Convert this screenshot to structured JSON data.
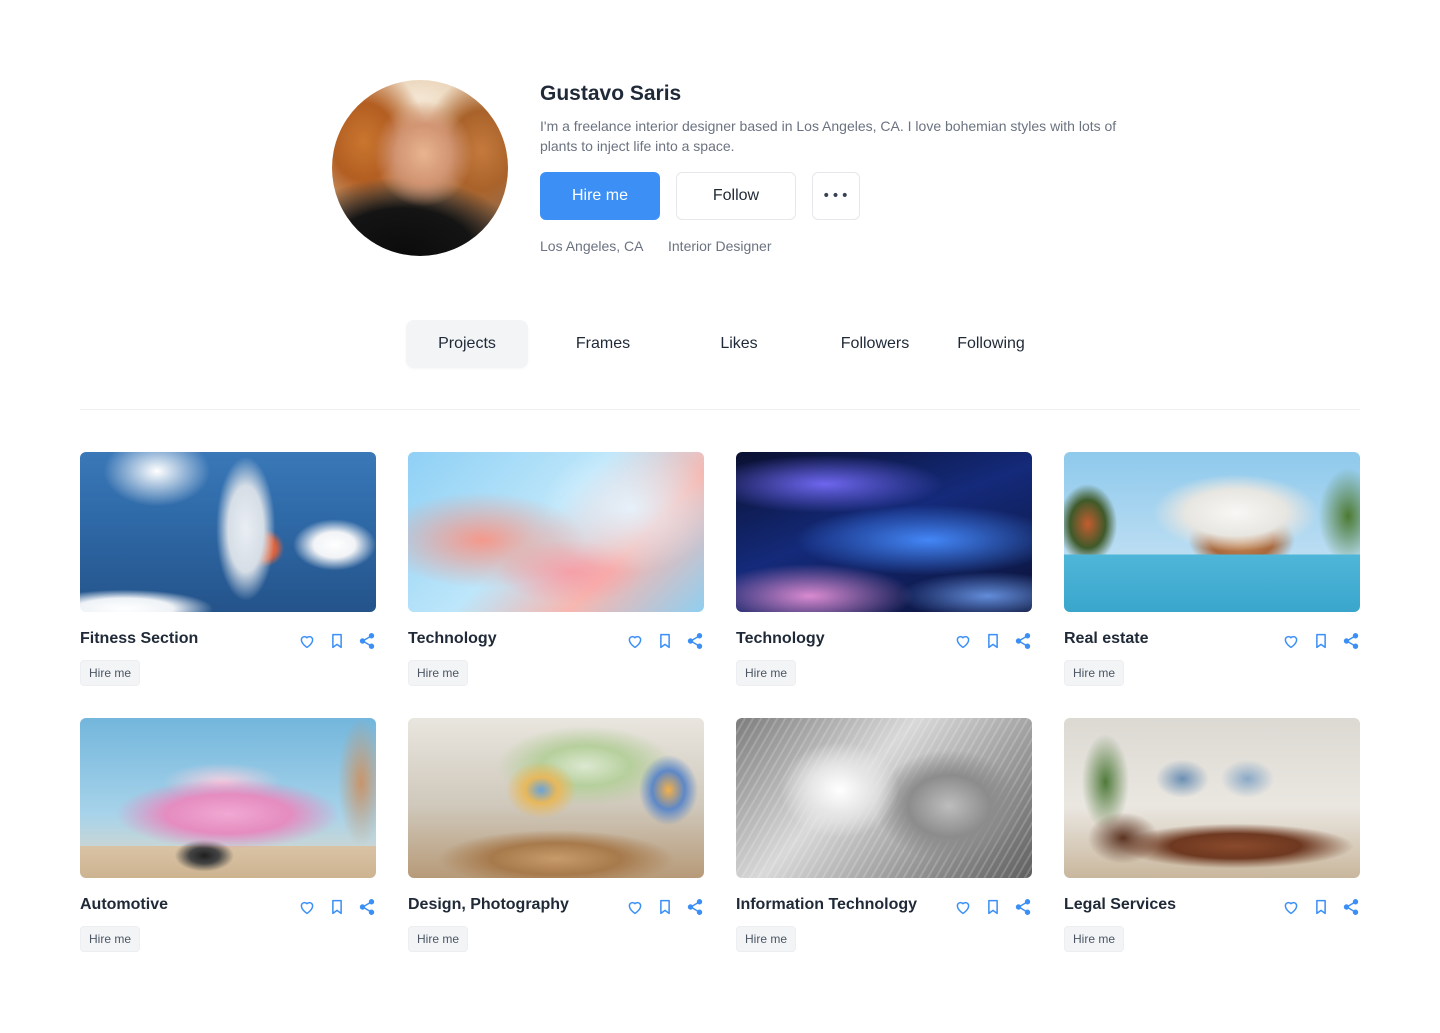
{
  "profile": {
    "name": "Gustavo Saris",
    "bio": "I'm a freelance interior designer based in Los Angeles, CA. I love bohemian styles with lots of plants to inject life into a space.",
    "hire_label": "Hire me",
    "follow_label": "Follow",
    "more_label": "•••",
    "location": "Los Angeles, CA",
    "role": "Interior Designer"
  },
  "tabs": [
    {
      "label": "Projects",
      "active": true
    },
    {
      "label": "Frames",
      "active": false
    },
    {
      "label": "Likes",
      "active": false
    },
    {
      "label": "Followers",
      "active": false
    },
    {
      "label": "Following",
      "active": false
    }
  ],
  "projects": [
    {
      "title": "Fitness Section",
      "tag": "Hire me"
    },
    {
      "title": "Technology",
      "tag": "Hire me"
    },
    {
      "title": "Technology",
      "tag": "Hire me"
    },
    {
      "title": "Real estate",
      "tag": "Hire me"
    },
    {
      "title": "Automotive",
      "tag": "Hire me"
    },
    {
      "title": "Design, Photography",
      "tag": "Hire me"
    },
    {
      "title": "Information Technology",
      "tag": "Hire me"
    },
    {
      "title": "Legal Services",
      "tag": "Hire me"
    }
  ],
  "colors": {
    "accent": "#3b8ff5",
    "icon": "#3b8ff5",
    "text": "#1f2937",
    "muted": "#6b7280",
    "tab_active_bg": "#f3f4f6"
  },
  "icons": {
    "like": "heart-icon",
    "save": "bookmark-icon",
    "share": "share-icon",
    "more": "more-dots-icon"
  }
}
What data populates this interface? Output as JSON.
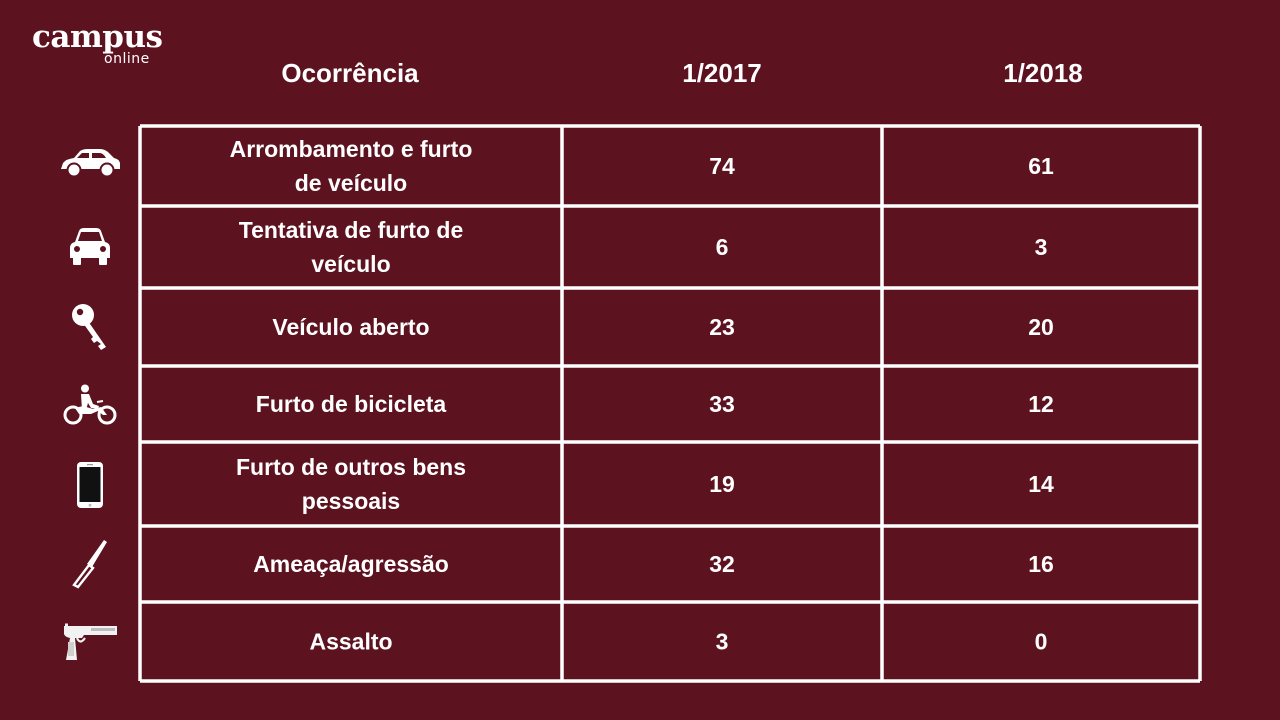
{
  "brand": {
    "name": "campus",
    "sub": "online"
  },
  "chart_data": {
    "type": "table",
    "columns": [
      "Ocorrência",
      "1/2017",
      "1/2018"
    ],
    "rows": [
      {
        "label": [
          "Arrombamento e furto",
          "de veículo"
        ],
        "values": [
          "74",
          "61"
        ],
        "icon": "car-side-icon"
      },
      {
        "label": [
          "Tentativa de furto de",
          "veículo"
        ],
        "values": [
          "6",
          "3"
        ],
        "icon": "car-front-icon"
      },
      {
        "label": [
          "Veículo aberto"
        ],
        "values": [
          "23",
          "20"
        ],
        "icon": "key-icon"
      },
      {
        "label": [
          "Furto de bicicleta"
        ],
        "values": [
          "33",
          "12"
        ],
        "icon": "motorcycle-icon"
      },
      {
        "label": [
          "Furto de outros bens",
          "pessoais"
        ],
        "values": [
          "19",
          "14"
        ],
        "icon": "smartphone-icon"
      },
      {
        "label": [
          "Ameaça/agressão"
        ],
        "values": [
          "32",
          "16"
        ],
        "icon": "knife-icon"
      },
      {
        "label": [
          "Assalto"
        ],
        "values": [
          "3",
          "0"
        ],
        "icon": "pistol-icon"
      }
    ]
  },
  "colors": {
    "background": "#5c121f",
    "lines": "#ffffff",
    "text": "#ffffff"
  }
}
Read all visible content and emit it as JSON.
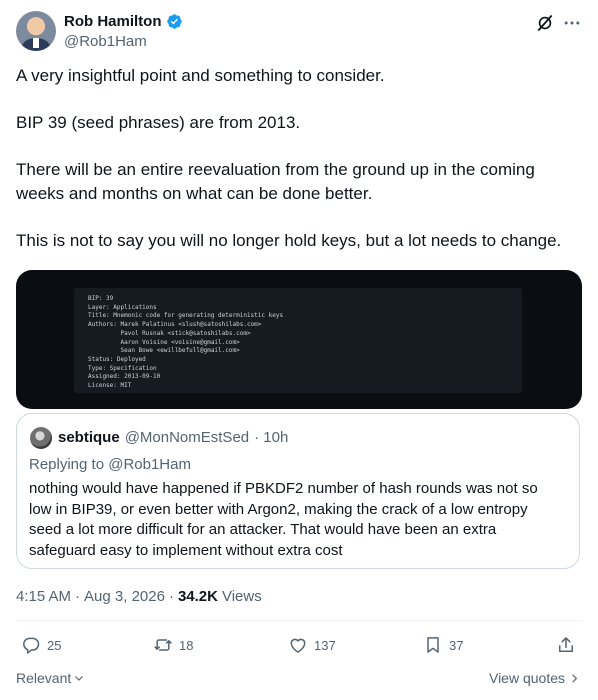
{
  "author": {
    "display_name": "Rob Hamilton",
    "handle": "@Rob1Ham",
    "verified_icon": "verified-badge-icon"
  },
  "header_actions": {
    "grok_icon": "grok-icon",
    "more_icon": "more-options-icon"
  },
  "tweet": {
    "text": "A very insightful point and something to consider.\n\nBIP 39 (seed phrases) are from 2013.\n\nThere will be an entire reevaluation from the ground up in the coming weeks and months on what can be done better.\n\nThis is not to say you will no longer hold keys, but a lot needs to change."
  },
  "media": {
    "lines": [
      "BIP: 39",
      "Layer: Applications",
      "Title: Mnemonic code for generating deterministic keys",
      "Authors: Marek Palatinus <slush@satoshilabs.com>",
      "         Pavol Rusnak <stick@satoshilabs.com>",
      "         Aaron Voisine <voisine@gmail.com>",
      "         Sean Bowe <ewillbefull@gmail.com>",
      "Status: Deployed",
      "Type: Specification",
      "Assigned: 2013-09-10",
      "License: MIT"
    ]
  },
  "quote": {
    "name": "sebtique",
    "handle": "@MonNomEstSed",
    "time": "· 10h",
    "replying_prefix": "Replying to",
    "replying_handle": "@Rob1Ham",
    "text": "nothing would have happened if PBKDF2 number of hash rounds was not so low in BIP39, or even better with Argon2, making the crack of a low entropy seed a lot more difficult for an attacker. That would have been an extra safeguard easy to implement without extra cost"
  },
  "meta": {
    "time": "4:15 AM",
    "dot1": "·",
    "date": "Aug 3, 2026",
    "dot2": "·",
    "views_count": "34.2K",
    "views_label": "Views"
  },
  "actions": {
    "replies": "25",
    "reposts": "18",
    "likes": "137",
    "bookmarks": "37"
  },
  "footer": {
    "sort_label": "Relevant",
    "view_quotes_label": "View quotes"
  },
  "colors": {
    "text": "#0f1419",
    "secondary": "#536471",
    "verified": "#1d9bf0",
    "border": "#cfd9de"
  }
}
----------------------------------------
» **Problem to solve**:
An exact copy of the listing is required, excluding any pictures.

» **Written solution**:
Convert this screenshot to structured JSON data.
{
  "profile": {
    "name": "Gustavo Saris",
    "bio": "I'm a freelance interior designer based in Los Angeles, CA. I love bohemian styles with lots of plants to inject life into a space.",
    "hire_label": "Hire me",
    "follow_label": "Follow",
    "more_label": "•••",
    "location": "Los Angeles, CA",
    "role": "Interior Designer"
  },
  "tabs": [
    {
      "label": "Projects",
      "active": true
    },
    {
      "label": "Frames",
      "active": false
    },
    {
      "label": "Likes",
      "active": false
    },
    {
      "label": "Followers",
      "active": false
    },
    {
      "label": "Following",
      "active": false
    }
  ],
  "projects": [
    {
      "title": "Fitness Section",
      "tag": "Hire me"
    },
    {
      "title": "Technology",
      "tag": "Hire me"
    },
    {
      "title": "Technology",
      "tag": "Hire me"
    },
    {
      "title": "Real estate",
      "tag": "Hire me"
    },
    {
      "title": "Automotive",
      "tag": "Hire me"
    },
    {
      "title": "Design, Photography",
      "tag": "Hire me"
    },
    {
      "title": "Information Technology",
      "tag": "Hire me"
    },
    {
      "title": "Legal Services",
      "tag": "Hire me"
    }
  ],
  "colors": {
    "accent": "#3b8ff5",
    "icon": "#3b8ff5",
    "text": "#1f2937",
    "muted": "#6b7280",
    "tab_active_bg": "#f3f4f6"
  },
  "icons": {
    "like": "heart-icon",
    "save": "bookmark-icon",
    "share": "share-icon",
    "more": "more-dots-icon"
  }
}
What data populates this interface? Output as JSON.
{
  "brand": {
    "name": "campus",
    "sub": "online"
  },
  "chart_data": {
    "type": "table",
    "columns": [
      "Ocorrência",
      "1/2017",
      "1/2018"
    ],
    "rows": [
      {
        "label": [
          "Arrombamento e furto",
          "de veículo"
        ],
        "values": [
          "74",
          "61"
        ],
        "icon": "car-side-icon"
      },
      {
        "label": [
          "Tentativa de furto de",
          "veículo"
        ],
        "values": [
          "6",
          "3"
        ],
        "icon": "car-front-icon"
      },
      {
        "label": [
          "Veículo aberto"
        ],
        "values": [
          "23",
          "20"
        ],
        "icon": "key-icon"
      },
      {
        "label": [
          "Furto de bicicleta"
        ],
        "values": [
          "33",
          "12"
        ],
        "icon": "motorcycle-icon"
      },
      {
        "label": [
          "Furto de outros bens",
          "pessoais"
        ],
        "values": [
          "19",
          "14"
        ],
        "icon": "smartphone-icon"
      },
      {
        "label": [
          "Ameaça/agressão"
        ],
        "values": [
          "32",
          "16"
        ],
        "icon": "knife-icon"
      },
      {
        "label": [
          "Assalto"
        ],
        "values": [
          "3",
          "0"
        ],
        "icon": "pistol-icon"
      }
    ]
  },
  "colors": {
    "background": "#5c121f",
    "lines": "#ffffff",
    "text": "#ffffff"
  }
}
Read all visible content and emit it as JSON.
{
  "author": {
    "display_name": "Rob Hamilton",
    "handle": "@Rob1Ham",
    "verified_icon": "verified-badge-icon"
  },
  "header_actions": {
    "grok_icon": "grok-icon",
    "more_icon": "more-options-icon"
  },
  "tweet": {
    "text": "A very insightful point and something to consider.\n\nBIP 39 (seed phrases) are from 2013.\n\nThere will be an entire reevaluation from the ground up in the coming weeks and months on what can be done better.\n\nThis is not to say you will no longer hold keys, but a lot needs to change."
  },
  "media": {
    "lines": [
      "BIP: 39",
      "Layer: Applications",
      "Title: Mnemonic code for generating deterministic keys",
      "Authors: Marek Palatinus <slush@satoshilabs.com>",
      "         Pavol Rusnak <stick@satoshilabs.com>",
      "         Aaron Voisine <voisine@gmail.com>",
      "         Sean Bowe <ewillbefull@gmail.com>",
      "Status: Deployed",
      "Type: Specification",
      "Assigned: 2013-09-10",
      "License: MIT"
    ]
  },
  "quote": {
    "name": "sebtique",
    "handle": "@MonNomEstSed",
    "time": "· 10h",
    "replying_prefix": "Replying to",
    "replying_handle": "@Rob1Ham",
    "text": "nothing would have happened if PBKDF2 number of hash rounds was not so low in BIP39, or even better with Argon2, making the crack of a low entropy seed a lot more difficult for an attacker. That would have been an extra safeguard easy to implement without extra cost"
  },
  "meta": {
    "time": "4:15 AM",
    "dot1": "·",
    "date": "Aug 3, 2026",
    "dot2": "·",
    "views_count": "34.2K",
    "views_label": "Views"
  },
  "actions": {
    "replies": "25",
    "reposts": "18",
    "likes": "137",
    "bookmarks": "37"
  },
  "footer": {
    "sort_label": "Relevant",
    "view_quotes_label": "View quotes"
  },
  "colors": {
    "text": "#0f1419",
    "secondary": "#536471",
    "verified": "#1d9bf0",
    "border": "#cfd9de"
  }
}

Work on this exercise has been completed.